Saturday, September 02, 2017

Buddy the King

Much like the time he fell into the badly covered and abandoned pool next door, he missing a day until meowing back to my call for him, Buddy was King until the end—dignified, even annoyed at any less than a dignified situation he found himself, whether then or just a short time ago. He hadn’t maowed his Flamepoint meow since Thursday. It was the singular call, one that belied his Siamese and Tabby heritage. 

Saturday morning at Crossroads Animal Hospital, the veterinarian pronounced his paper thin veins would make his anesthesia injection too worrisome for the old cat. She didn't want to keep poking to inject properly, so she opted for a slower acting place to injectthe abdomen.

Her first try at hitting his vein had resulted in a subcutaneous bubble, its blueness translucent through shaved white skin. Before that, she noted he had developed a pronounced heart murmur since his last visit.

She agreed with our determination to let him go. We told her he had stopped eating and drinking. He could no longer keep his food down, and he had difficulty climbing the steps to our bed. Yet, he valiantly fought off her second and final medication that she injected.

Slower, accurate the drugs finally did their duty even as he struggled to keep from sleep as a supreme monarch would. His last breaths continued after his brain had left this earthly realm. His muscles and nerves worked after his consciousness gone.

Buddy had a matchless strength and hauteur, the counterpart to our first cat Inky, a tiny "dowager empress." She was a black stray we first found during the 1995 July fourth weekend.
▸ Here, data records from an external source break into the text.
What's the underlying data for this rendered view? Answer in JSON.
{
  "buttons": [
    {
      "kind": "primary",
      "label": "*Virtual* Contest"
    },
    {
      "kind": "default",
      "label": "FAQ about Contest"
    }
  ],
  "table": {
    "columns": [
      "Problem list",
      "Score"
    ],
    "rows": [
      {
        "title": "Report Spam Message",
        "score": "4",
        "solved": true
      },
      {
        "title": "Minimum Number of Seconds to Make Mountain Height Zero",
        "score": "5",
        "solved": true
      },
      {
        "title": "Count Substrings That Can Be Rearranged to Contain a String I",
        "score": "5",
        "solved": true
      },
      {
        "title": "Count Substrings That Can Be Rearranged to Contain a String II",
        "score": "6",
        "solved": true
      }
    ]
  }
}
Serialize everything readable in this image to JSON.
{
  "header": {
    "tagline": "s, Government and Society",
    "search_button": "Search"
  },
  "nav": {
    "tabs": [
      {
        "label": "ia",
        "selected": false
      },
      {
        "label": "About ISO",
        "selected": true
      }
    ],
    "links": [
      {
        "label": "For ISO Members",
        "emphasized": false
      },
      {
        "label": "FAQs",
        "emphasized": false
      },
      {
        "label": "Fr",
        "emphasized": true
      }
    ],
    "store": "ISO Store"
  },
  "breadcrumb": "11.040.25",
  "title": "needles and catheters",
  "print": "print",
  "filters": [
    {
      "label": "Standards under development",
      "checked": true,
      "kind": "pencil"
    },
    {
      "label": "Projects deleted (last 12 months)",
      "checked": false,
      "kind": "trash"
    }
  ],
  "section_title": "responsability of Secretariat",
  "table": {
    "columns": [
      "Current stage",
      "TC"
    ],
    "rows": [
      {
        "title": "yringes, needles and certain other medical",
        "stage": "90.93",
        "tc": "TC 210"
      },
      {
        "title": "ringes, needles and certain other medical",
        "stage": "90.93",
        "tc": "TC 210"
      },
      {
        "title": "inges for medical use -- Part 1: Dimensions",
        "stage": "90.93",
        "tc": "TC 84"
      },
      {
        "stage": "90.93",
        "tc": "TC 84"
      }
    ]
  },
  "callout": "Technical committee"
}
She died in 2013, a little before my father came to live with us after my mom died and his hip replacement sentenced him to life in bed or wheelchair.

To me, Buddy was a great companion and helper when I lifted him, and placed him in my father’s railed bed; he gave dad great comfort and happiness. Many nights Buddy would remain, at the foot of dad’s bed until perhaps midnight or so. Then he’d jump off and meow at the backdoor, a signal he was ready to leave for the evening.

It was estimated by his primary vet that he was between 14 and 17 years old; but, we’ll never know. Never know from where he came, how old he was, and if he had another name. What we do know is that he had a home with us for nearly 10 years and was a joy to care about and for. 

Thank you, Buddy. You reigned over this household and Foxes Arroyo well. 

Sometimes you need to get away from it all.

And sometimes, it's time to return and be part of the larger world.  Between the first of 2023 and February 14, I painted many watercolo...